Supplied data:
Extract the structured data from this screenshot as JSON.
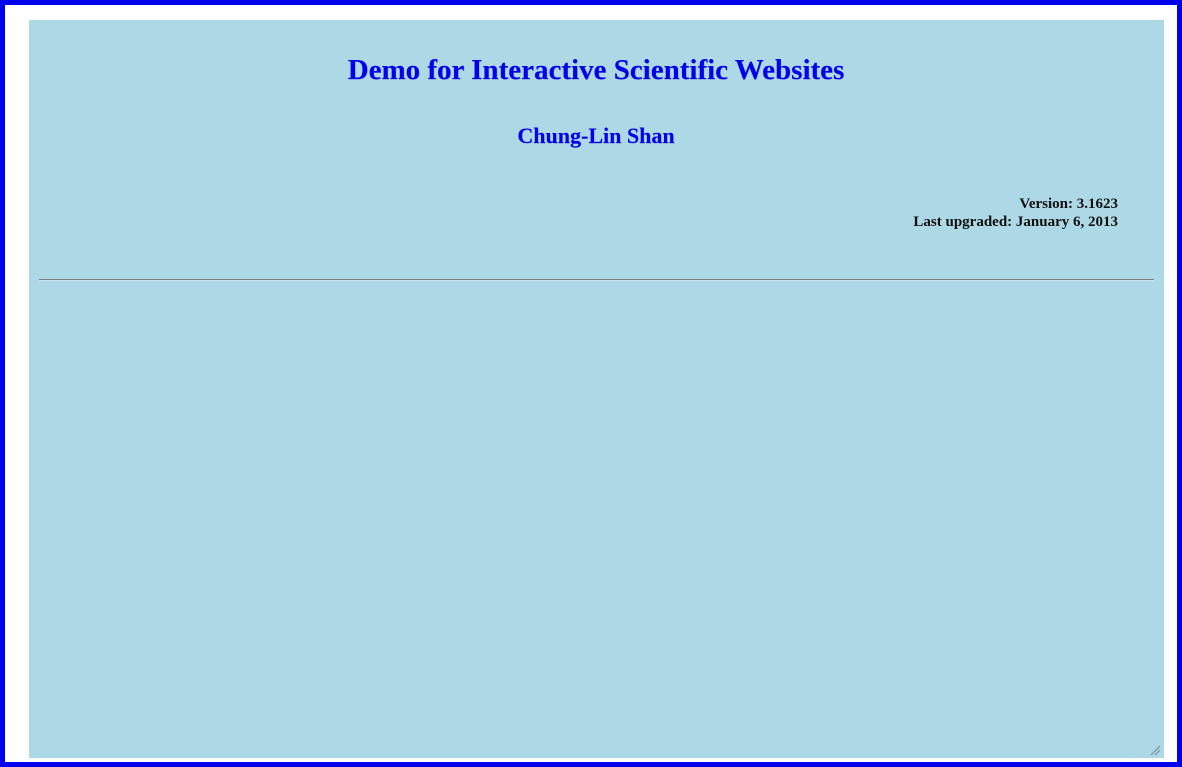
{
  "header": {
    "title": "Demo for Interactive Scientific Websites",
    "author": "Chung-Lin Shan"
  },
  "meta": {
    "version_line": "Version: 3.1623",
    "upgraded_line": "Last upgraded: January 6, 2013"
  },
  "colors": {
    "frame_border": "#0000ee",
    "panel_background": "#add8e6",
    "heading_text": "#0000ee",
    "body_text": "#111111",
    "divider": "#808080"
  },
  "icons": {
    "resize_grip": "resize-grip-icon"
  }
}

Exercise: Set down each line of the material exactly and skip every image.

Response:
Extract the structured data from this screenshot as JSON.
{
  "header": {
    "title": "Demo for Interactive Scientific Websites",
    "author": "Chung-Lin Shan"
  },
  "meta": {
    "version_line": "Version: 3.1623",
    "upgraded_line": "Last upgraded: January 6, 2013"
  },
  "colors": {
    "frame_border": "#0000ee",
    "panel_background": "#add8e6",
    "heading_text": "#0000ee",
    "body_text": "#111111",
    "divider": "#808080"
  },
  "icons": {
    "resize_grip": "resize-grip-icon"
  }
}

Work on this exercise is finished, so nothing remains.